From the first line to the last, give the records again exactly and skip the pictures.

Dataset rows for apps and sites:
□ □ □ □

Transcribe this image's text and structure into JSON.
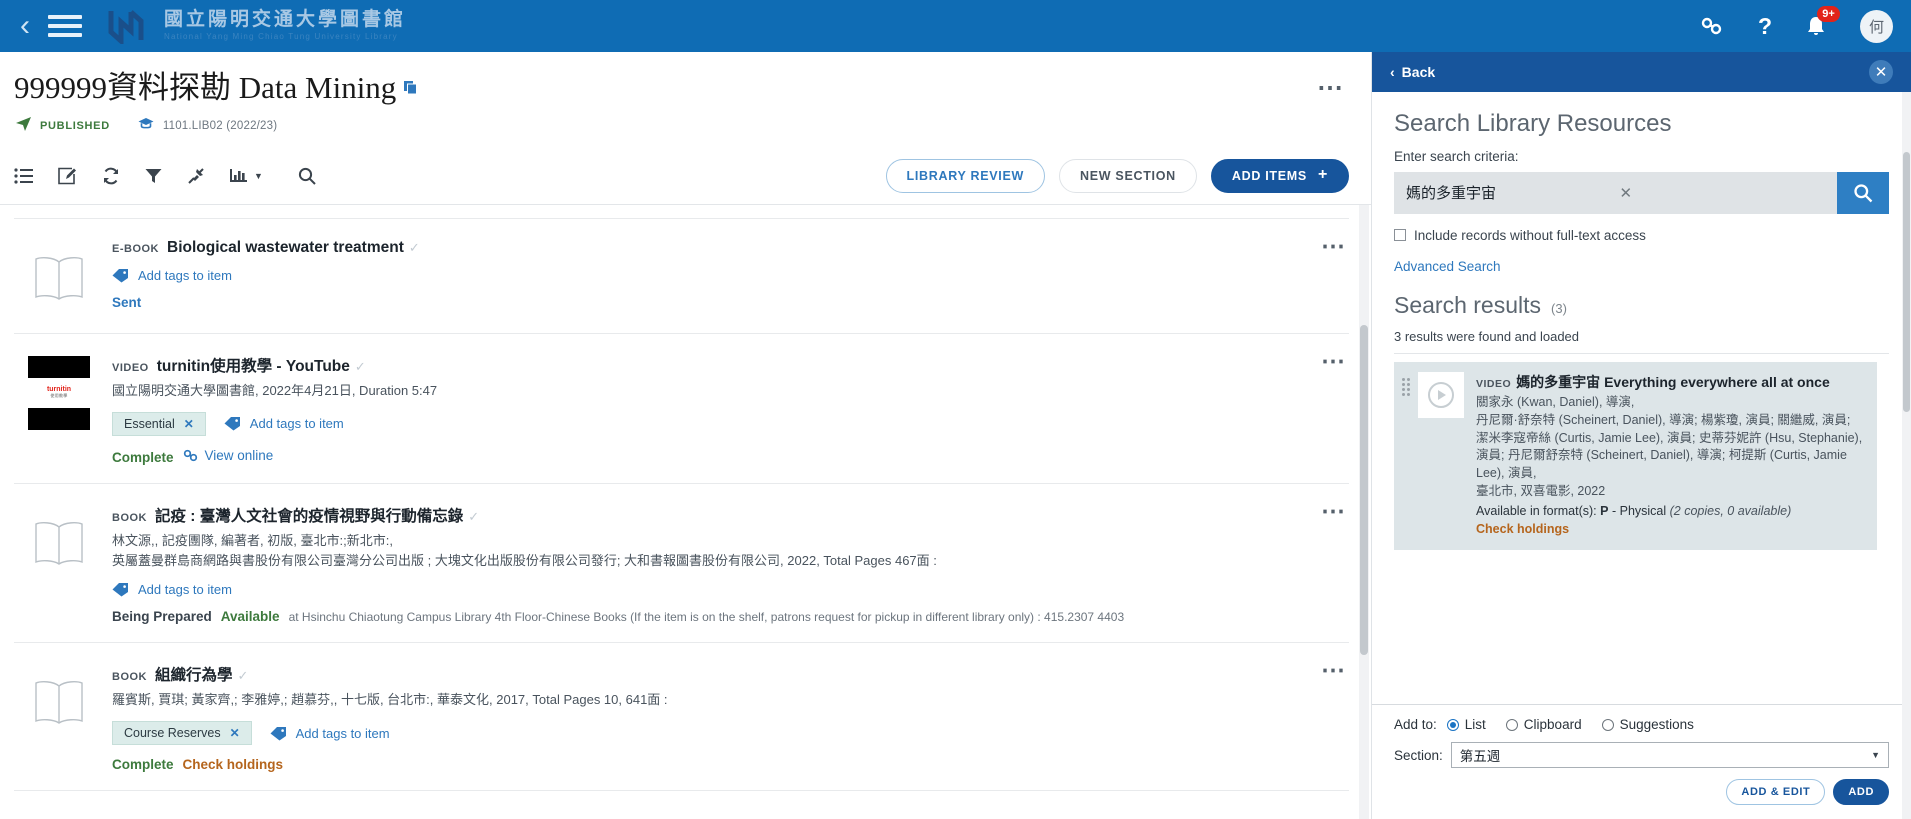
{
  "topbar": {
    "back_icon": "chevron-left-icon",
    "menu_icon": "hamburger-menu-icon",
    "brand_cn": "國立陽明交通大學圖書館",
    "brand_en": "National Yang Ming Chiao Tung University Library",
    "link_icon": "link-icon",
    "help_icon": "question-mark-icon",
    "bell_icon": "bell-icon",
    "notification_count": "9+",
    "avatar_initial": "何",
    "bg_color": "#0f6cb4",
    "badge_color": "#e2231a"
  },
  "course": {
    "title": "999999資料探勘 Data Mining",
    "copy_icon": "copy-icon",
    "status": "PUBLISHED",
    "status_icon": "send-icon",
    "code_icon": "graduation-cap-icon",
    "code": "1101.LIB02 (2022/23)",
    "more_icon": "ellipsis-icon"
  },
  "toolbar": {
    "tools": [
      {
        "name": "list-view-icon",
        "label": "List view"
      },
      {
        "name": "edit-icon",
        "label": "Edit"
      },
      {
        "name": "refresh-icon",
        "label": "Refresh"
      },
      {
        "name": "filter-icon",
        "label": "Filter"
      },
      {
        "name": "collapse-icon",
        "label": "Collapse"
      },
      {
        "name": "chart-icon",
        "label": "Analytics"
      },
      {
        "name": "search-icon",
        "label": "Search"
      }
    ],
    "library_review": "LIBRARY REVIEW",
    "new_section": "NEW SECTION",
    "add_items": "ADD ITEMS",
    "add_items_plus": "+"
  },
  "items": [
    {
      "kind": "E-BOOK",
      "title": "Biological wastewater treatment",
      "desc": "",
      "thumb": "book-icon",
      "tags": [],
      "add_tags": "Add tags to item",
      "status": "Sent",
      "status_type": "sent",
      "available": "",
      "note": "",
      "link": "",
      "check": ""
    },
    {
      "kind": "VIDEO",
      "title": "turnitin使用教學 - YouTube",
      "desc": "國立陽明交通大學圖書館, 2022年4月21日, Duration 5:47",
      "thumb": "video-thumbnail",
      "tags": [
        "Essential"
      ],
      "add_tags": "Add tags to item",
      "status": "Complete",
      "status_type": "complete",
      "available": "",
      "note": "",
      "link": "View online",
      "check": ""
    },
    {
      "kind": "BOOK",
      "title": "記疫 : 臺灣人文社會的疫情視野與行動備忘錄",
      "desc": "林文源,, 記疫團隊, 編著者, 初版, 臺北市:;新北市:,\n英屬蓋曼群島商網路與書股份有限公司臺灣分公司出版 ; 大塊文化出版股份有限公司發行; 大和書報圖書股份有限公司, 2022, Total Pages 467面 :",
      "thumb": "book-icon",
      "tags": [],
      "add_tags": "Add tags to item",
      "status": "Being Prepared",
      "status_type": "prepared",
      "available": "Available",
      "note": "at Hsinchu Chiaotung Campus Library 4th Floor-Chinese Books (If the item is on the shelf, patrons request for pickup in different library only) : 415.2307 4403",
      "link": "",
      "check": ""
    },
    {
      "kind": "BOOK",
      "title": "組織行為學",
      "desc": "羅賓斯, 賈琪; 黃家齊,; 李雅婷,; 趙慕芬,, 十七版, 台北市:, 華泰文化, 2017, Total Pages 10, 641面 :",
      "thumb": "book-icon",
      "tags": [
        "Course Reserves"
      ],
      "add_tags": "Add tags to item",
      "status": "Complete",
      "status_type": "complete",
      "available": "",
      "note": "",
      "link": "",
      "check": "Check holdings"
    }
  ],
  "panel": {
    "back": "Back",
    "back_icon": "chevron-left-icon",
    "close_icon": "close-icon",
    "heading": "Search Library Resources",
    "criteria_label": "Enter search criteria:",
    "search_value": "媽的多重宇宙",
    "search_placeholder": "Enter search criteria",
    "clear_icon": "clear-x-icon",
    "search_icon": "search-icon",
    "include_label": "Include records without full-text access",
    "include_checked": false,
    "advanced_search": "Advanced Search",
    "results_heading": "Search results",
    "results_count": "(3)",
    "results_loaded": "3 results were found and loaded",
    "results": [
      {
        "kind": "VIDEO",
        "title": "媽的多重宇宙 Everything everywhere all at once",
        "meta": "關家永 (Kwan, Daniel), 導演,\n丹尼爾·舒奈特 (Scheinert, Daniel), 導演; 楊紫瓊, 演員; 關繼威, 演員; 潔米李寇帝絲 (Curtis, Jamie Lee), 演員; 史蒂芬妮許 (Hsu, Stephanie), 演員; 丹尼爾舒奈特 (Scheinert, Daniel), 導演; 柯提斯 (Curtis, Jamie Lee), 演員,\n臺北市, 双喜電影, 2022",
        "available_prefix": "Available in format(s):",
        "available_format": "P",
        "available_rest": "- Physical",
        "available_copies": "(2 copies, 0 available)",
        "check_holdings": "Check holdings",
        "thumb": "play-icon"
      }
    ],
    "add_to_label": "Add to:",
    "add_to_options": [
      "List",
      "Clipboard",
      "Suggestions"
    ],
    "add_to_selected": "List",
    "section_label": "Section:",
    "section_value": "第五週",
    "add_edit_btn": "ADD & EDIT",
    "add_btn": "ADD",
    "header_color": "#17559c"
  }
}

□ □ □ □

WORKED SOLUTION:
Transcribe this image's text and structure into JSON.
{
  "topbar": {
    "back_icon": "chevron-left-icon",
    "menu_icon": "hamburger-menu-icon",
    "brand_cn": "國立陽明交通大學圖書館",
    "brand_en": "National Yang Ming Chiao Tung University Library",
    "link_icon": "link-icon",
    "help_icon": "question-mark-icon",
    "bell_icon": "bell-icon",
    "notification_count": "9+",
    "avatar_initial": "何",
    "bg_color": "#0f6cb4",
    "badge_color": "#e2231a"
  },
  "course": {
    "title": "999999資料探勘 Data Mining",
    "copy_icon": "copy-icon",
    "status": "PUBLISHED",
    "status_icon": "send-icon",
    "code_icon": "graduation-cap-icon",
    "code": "1101.LIB02 (2022/23)",
    "more_icon": "ellipsis-icon"
  },
  "toolbar": {
    "tools": [
      {
        "name": "list-view-icon",
        "label": "List view"
      },
      {
        "name": "edit-icon",
        "label": "Edit"
      },
      {
        "name": "refresh-icon",
        "label": "Refresh"
      },
      {
        "name": "filter-icon",
        "label": "Filter"
      },
      {
        "name": "collapse-icon",
        "label": "Collapse"
      },
      {
        "name": "chart-icon",
        "label": "Analytics"
      },
      {
        "name": "search-icon",
        "label": "Search"
      }
    ],
    "library_review": "LIBRARY REVIEW",
    "new_section": "NEW SECTION",
    "add_items": "ADD ITEMS",
    "add_items_plus": "+"
  },
  "items": [
    {
      "kind": "E-BOOK",
      "title": "Biological wastewater treatment",
      "desc": "",
      "thumb": "book-icon",
      "tags": [],
      "add_tags": "Add tags to item",
      "status": "Sent",
      "status_type": "sent",
      "available": "",
      "note": "",
      "link": "",
      "check": ""
    },
    {
      "kind": "VIDEO",
      "title": "turnitin使用教學 - YouTube",
      "desc": "國立陽明交通大學圖書館, 2022年4月21日, Duration 5:47",
      "thumb": "video-thumbnail",
      "tags": [
        "Essential"
      ],
      "add_tags": "Add tags to item",
      "status": "Complete",
      "status_type": "complete",
      "available": "",
      "note": "",
      "link": "View online",
      "check": ""
    },
    {
      "kind": "BOOK",
      "title": "記疫 : 臺灣人文社會的疫情視野與行動備忘錄",
      "desc": "林文源,, 記疫團隊, 編著者, 初版, 臺北市:;新北市:,\n英屬蓋曼群島商網路與書股份有限公司臺灣分公司出版 ; 大塊文化出版股份有限公司發行; 大和書報圖書股份有限公司, 2022, Total Pages 467面 :",
      "thumb": "book-icon",
      "tags": [],
      "add_tags": "Add tags to item",
      "status": "Being Prepared",
      "status_type": "prepared",
      "available": "Available",
      "note": "at Hsinchu Chiaotung Campus Library 4th Floor-Chinese Books (If the item is on the shelf, patrons request for pickup in different library only) : 415.2307 4403",
      "link": "",
      "check": ""
    },
    {
      "kind": "BOOK",
      "title": "組織行為學",
      "desc": "羅賓斯, 賈琪; 黃家齊,; 李雅婷,; 趙慕芬,, 十七版, 台北市:, 華泰文化, 2017, Total Pages 10, 641面 :",
      "thumb": "book-icon",
      "tags": [
        "Course Reserves"
      ],
      "add_tags": "Add tags to item",
      "status": "Complete",
      "status_type": "complete",
      "available": "",
      "note": "",
      "link": "",
      "check": "Check holdings"
    }
  ],
  "panel": {
    "back": "Back",
    "back_icon": "chevron-left-icon",
    "close_icon": "close-icon",
    "heading": "Search Library Resources",
    "criteria_label": "Enter search criteria:",
    "search_value": "媽的多重宇宙",
    "search_placeholder": "Enter search criteria",
    "clear_icon": "clear-x-icon",
    "search_icon": "search-icon",
    "include_label": "Include records without full-text access",
    "include_checked": false,
    "advanced_search": "Advanced Search",
    "results_heading": "Search results",
    "results_count": "(3)",
    "results_loaded": "3 results were found and loaded",
    "results": [
      {
        "kind": "VIDEO",
        "title": "媽的多重宇宙 Everything everywhere all at once",
        "meta": "關家永 (Kwan, Daniel), 導演,\n丹尼爾·舒奈特 (Scheinert, Daniel), 導演; 楊紫瓊, 演員; 關繼威, 演員; 潔米李寇帝絲 (Curtis, Jamie Lee), 演員; 史蒂芬妮許 (Hsu, Stephanie), 演員; 丹尼爾舒奈特 (Scheinert, Daniel), 導演; 柯提斯 (Curtis, Jamie Lee), 演員,\n臺北市, 双喜電影, 2022",
        "available_prefix": "Available in format(s):",
        "available_format": "P",
        "available_rest": "- Physical",
        "available_copies": "(2 copies, 0 available)",
        "check_holdings": "Check holdings",
        "thumb": "play-icon"
      }
    ],
    "add_to_label": "Add to:",
    "add_to_options": [
      "List",
      "Clipboard",
      "Suggestions"
    ],
    "add_to_selected": "List",
    "section_label": "Section:",
    "section_value": "第五週",
    "add_edit_btn": "ADD & EDIT",
    "add_btn": "ADD",
    "header_color": "#17559c"
  }
}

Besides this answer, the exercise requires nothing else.